“I’m ‘old school,’” Stewart said. “(Montero) is not raising concerns so, right now, there are no concerns.”
Regarding a potential line-up change, Stewart said he had a few conversations with Mark Trumbo about moving from left field to right field. If this happens, it could open up left field for Endar Inciatre and keep A. J Pollock, considered a rising star in the National League, in center field.
For now, Stewart seems to affix the blinders and focused on obtaining a pitcher.
One rumor circulating this week at the GM meetings is the Diamondbacks’ interest in Jeremy Hellickson of the Rays. The Diamondbacks and Braves have been mentioned as possible suitors but for the Diamondbacks to acquire Hellickson that would have through a trade. Not a free agent until 2017, Hellickson was injured most of last season and missed the first two months due to arthroscopic surgery in his right elbow.
With that limited playing time, Hellickson went 1-5, 4.52 ERA in only 13 starts for the Rays. Earlier, Hellickson fell off the radar screen and posted a disappointing 12-10 record during 2013 the season and posted a 5.17 ERA.
Perhaps a similar fit could be Kyle Kendrick, a free agent, who went 10-13 in 32 starts for the Phillies this past season. If the Diamondbacks go after Kendrick, they would not lose any player through a possible trade. Then again, Stewart says he is willing to part with players who will bring improvement to both the major and minor league level.
“I like to say that we’ll get that pitcher and hope the loss is not too great,” Stewart said. “Pitching is a priority and we have to keep chasing it.”
Alan Trammell, former Diamondbacks’ bench coach to ex-manager Kirk Gibson, has found a new home.
After let-go by the current Tony La Russa regime, Trammel landed back with his old team, the Detroit Tigers. Trammel, who spend 20-years in the majors with Detroit, joins the Tigers’ front office as a special assistant.
“When you think of great Tigers, you think of (Ty) Cobb, (Al) Kaline and Trammell,” said Tigers’ GM Dave Dombrowski. “You always think of Tram as a Tiger and we are happy to have him back.”
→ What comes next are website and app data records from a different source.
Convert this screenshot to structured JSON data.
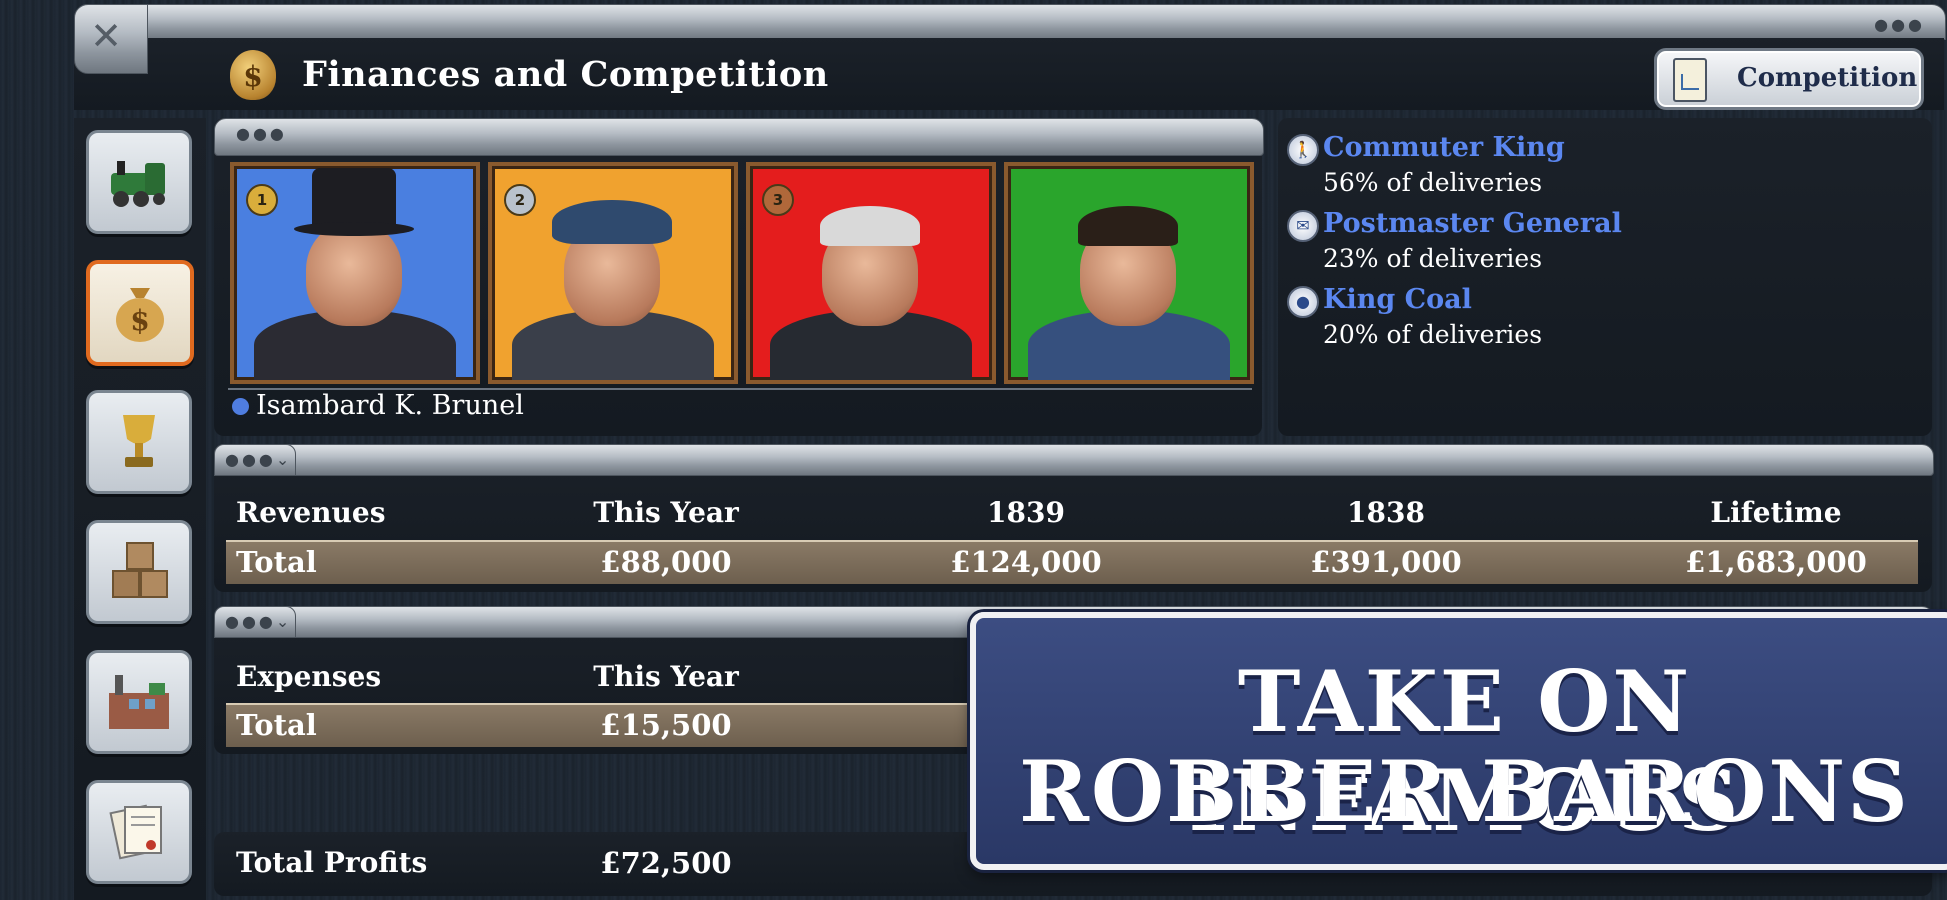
{
  "window": {
    "title": "Finances and Competition",
    "title_icon": "money-bag-icon",
    "close_icon": "close-icon"
  },
  "competition_button": {
    "label": "Competition",
    "icon": "clipboard-chart-icon"
  },
  "sidebar": {
    "items": [
      {
        "name": "trains",
        "icon": "locomotive-icon",
        "active": false
      },
      {
        "name": "finances",
        "icon": "money-bag-icon",
        "active": true
      },
      {
        "name": "awards",
        "icon": "trophy-icon",
        "active": false
      },
      {
        "name": "cargo",
        "icon": "crates-icon",
        "active": false
      },
      {
        "name": "industries",
        "icon": "factory-icon",
        "active": false
      },
      {
        "name": "reports",
        "icon": "documents-icon",
        "active": false
      }
    ]
  },
  "competitors": [
    {
      "rank": "1",
      "bg": "#4a7fe0",
      "medal": "#d9ad3b"
    },
    {
      "rank": "2",
      "bg": "#f0a22f",
      "medal": "#b9c2cc"
    },
    {
      "rank": "3",
      "bg": "#e41d1d",
      "medal": "#b0683a"
    },
    {
      "rank": "",
      "bg": "#2aa52c",
      "medal": ""
    }
  ],
  "selected_competitor": "Isambard K. Brunel",
  "awards": [
    {
      "title": "Commuter King",
      "detail": "56% of deliveries",
      "icon": "walking-person-icon"
    },
    {
      "title": "Postmaster General",
      "detail": "23% of deliveries",
      "icon": "envelope-icon"
    },
    {
      "title": "King Coal",
      "detail": "20% of deliveries",
      "icon": "coal-icon"
    }
  ],
  "revenues": {
    "headers": [
      "Revenues",
      "This Year",
      "1839",
      "1838",
      "Lifetime"
    ],
    "total_label": "Total",
    "total_values": [
      "£88,000",
      "£124,000",
      "£391,000",
      "£1,683,000"
    ]
  },
  "expenses": {
    "headers": [
      "Expenses",
      "This Year"
    ],
    "total_label": "Total",
    "total_values": [
      "£15,500"
    ]
  },
  "profits": {
    "label": "Total Profits",
    "values": [
      "£72,500"
    ]
  },
  "promo": {
    "line1": "TAKE ON INFAMOUS",
    "line2": "ROBBER BARONS"
  }
}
While Trammell was active in pre-game preparation with the Diamondbacks, and involved in hitting ground balls to infielders for hours on end, he will shed the old English “D” and blue trim for important, front office responsibilities.
“(Trammell) be in uniform during spring training but his role will change,” Dombrowski pointed out. “He loves being on the field but he will move around for us. He’ll spend time with teams at the minor league level, do some p.r. work, and assist with scouting.”
Trammel spent five years assisting Gibson in Arizona and agreed to manage the Diamondbacks for the final three games of the season against St. Louis. That was after Gibson was fired, immediately packed and left the area.